* _About this task_: Please copy every line of the records below that holds the word "Textura".

-- -- --

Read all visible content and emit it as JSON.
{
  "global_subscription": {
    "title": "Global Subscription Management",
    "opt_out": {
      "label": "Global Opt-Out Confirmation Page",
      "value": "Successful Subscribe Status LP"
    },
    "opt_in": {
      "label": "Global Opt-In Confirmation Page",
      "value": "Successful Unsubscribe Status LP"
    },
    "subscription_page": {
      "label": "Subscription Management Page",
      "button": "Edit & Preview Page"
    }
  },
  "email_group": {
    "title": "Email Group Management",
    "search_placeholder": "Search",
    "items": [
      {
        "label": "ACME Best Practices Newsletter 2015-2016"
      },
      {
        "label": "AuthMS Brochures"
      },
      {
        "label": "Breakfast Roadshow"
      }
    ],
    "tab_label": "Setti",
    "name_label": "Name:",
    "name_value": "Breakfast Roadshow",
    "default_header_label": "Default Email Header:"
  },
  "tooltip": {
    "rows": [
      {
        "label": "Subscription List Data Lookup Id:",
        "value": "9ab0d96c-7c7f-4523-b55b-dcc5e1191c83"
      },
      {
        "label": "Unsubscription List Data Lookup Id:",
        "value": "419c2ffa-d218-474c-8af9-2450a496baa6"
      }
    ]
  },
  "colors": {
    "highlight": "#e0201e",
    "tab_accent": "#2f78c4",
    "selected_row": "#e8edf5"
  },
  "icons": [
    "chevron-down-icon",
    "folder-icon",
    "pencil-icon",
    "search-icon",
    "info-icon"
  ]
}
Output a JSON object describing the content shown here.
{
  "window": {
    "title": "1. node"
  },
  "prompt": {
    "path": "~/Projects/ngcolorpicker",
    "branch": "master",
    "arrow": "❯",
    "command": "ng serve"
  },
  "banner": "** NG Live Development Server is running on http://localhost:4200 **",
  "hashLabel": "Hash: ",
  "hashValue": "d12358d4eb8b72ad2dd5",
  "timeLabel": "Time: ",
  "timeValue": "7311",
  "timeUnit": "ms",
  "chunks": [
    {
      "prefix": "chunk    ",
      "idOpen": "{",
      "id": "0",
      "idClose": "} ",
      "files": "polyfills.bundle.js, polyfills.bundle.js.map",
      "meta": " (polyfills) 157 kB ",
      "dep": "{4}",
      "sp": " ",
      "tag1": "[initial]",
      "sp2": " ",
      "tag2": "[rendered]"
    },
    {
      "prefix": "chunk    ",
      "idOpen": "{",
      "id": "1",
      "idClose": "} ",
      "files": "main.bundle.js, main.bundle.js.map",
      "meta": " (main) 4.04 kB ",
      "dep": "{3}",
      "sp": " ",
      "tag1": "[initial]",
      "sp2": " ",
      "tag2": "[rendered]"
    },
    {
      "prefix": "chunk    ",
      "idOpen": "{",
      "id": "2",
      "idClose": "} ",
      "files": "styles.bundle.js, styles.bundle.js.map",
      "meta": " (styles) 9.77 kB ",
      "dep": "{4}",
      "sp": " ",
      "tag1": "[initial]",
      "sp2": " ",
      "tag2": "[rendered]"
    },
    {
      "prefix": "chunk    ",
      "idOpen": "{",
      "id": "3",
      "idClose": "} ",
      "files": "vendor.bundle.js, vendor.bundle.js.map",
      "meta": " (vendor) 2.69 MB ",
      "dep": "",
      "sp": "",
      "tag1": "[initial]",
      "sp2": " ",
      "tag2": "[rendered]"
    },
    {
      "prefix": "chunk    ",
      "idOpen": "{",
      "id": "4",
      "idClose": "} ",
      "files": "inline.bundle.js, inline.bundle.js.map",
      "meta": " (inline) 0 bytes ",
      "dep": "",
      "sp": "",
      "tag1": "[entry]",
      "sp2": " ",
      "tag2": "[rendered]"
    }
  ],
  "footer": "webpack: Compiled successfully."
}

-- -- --

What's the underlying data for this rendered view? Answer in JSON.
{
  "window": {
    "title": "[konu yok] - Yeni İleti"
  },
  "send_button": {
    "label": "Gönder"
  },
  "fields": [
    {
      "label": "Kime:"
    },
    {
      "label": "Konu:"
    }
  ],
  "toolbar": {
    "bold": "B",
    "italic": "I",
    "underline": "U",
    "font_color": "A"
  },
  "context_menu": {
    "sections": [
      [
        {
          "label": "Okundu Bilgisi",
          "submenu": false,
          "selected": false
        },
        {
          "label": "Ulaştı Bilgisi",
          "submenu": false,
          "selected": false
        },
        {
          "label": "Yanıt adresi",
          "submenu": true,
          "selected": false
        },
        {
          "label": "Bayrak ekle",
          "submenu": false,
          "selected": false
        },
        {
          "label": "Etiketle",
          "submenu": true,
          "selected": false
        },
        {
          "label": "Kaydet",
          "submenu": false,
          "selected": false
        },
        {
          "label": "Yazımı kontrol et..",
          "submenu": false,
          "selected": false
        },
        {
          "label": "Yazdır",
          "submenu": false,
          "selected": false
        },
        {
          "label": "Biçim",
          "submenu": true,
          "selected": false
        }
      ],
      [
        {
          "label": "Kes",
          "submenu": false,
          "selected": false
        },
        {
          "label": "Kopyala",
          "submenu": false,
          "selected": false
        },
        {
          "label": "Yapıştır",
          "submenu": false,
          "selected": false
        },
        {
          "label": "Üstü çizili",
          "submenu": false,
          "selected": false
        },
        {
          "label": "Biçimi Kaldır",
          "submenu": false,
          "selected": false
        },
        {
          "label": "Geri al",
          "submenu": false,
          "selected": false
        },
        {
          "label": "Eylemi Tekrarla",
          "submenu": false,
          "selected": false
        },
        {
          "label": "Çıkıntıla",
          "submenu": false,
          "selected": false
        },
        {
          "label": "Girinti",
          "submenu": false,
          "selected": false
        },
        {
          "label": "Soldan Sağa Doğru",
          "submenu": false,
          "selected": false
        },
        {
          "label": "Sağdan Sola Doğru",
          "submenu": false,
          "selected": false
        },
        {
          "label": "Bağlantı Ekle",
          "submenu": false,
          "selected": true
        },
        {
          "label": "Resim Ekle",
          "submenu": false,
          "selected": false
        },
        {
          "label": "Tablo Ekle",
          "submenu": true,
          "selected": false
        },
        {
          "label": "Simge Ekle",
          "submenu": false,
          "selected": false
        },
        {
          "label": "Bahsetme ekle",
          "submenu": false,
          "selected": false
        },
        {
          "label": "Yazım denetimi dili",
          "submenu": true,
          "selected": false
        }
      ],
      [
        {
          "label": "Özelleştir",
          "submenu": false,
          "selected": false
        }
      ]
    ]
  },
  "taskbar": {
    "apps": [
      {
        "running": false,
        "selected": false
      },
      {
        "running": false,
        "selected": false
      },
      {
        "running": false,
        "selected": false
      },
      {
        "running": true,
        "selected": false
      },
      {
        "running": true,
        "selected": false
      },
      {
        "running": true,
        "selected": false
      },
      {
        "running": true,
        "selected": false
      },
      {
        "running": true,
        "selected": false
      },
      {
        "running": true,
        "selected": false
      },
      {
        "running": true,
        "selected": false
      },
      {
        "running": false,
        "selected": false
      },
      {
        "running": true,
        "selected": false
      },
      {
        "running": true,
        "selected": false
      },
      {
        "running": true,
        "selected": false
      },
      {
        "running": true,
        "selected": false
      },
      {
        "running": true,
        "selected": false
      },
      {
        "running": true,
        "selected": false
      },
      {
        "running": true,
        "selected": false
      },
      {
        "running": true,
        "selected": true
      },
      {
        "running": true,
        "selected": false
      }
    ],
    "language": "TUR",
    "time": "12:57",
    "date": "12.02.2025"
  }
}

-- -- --

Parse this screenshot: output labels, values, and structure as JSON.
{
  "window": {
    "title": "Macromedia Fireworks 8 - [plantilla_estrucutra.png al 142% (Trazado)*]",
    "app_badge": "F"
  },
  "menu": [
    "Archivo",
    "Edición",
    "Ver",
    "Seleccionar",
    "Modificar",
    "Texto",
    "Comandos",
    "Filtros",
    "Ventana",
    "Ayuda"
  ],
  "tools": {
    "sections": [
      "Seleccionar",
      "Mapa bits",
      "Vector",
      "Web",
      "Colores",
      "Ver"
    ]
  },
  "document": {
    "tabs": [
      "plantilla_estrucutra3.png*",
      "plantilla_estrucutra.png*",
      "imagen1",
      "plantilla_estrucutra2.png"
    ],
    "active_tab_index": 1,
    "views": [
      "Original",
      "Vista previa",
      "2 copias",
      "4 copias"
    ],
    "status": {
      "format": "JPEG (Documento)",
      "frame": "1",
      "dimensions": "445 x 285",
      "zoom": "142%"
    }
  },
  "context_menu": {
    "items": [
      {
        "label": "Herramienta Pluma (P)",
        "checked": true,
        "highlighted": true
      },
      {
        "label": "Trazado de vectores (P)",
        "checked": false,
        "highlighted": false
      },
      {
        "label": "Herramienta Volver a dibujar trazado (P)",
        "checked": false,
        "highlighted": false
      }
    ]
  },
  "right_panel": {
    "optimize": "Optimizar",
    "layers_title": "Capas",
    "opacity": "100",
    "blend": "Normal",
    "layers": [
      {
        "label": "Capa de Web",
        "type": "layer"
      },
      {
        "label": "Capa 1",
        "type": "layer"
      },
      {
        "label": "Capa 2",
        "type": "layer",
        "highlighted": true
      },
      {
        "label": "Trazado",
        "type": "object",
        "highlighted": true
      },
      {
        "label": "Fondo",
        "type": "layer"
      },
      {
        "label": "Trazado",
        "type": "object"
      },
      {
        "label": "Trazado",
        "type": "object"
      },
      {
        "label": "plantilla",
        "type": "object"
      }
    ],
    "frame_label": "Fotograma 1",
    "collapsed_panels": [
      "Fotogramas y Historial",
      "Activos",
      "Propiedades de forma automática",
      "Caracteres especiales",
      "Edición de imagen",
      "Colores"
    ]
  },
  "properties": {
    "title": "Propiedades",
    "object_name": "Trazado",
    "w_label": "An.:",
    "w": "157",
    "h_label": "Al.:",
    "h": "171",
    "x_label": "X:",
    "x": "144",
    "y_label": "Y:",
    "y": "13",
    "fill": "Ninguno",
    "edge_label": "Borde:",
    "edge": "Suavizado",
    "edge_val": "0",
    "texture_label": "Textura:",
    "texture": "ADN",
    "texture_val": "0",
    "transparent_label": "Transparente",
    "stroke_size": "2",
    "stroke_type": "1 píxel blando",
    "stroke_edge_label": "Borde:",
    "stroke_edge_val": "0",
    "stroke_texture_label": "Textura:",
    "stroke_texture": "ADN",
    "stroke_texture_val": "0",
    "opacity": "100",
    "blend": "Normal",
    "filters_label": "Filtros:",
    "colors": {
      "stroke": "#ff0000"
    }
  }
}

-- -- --

* _Your solution_:
    "texture_label": "Textura:",
    "stroke_texture_label": "Textura:",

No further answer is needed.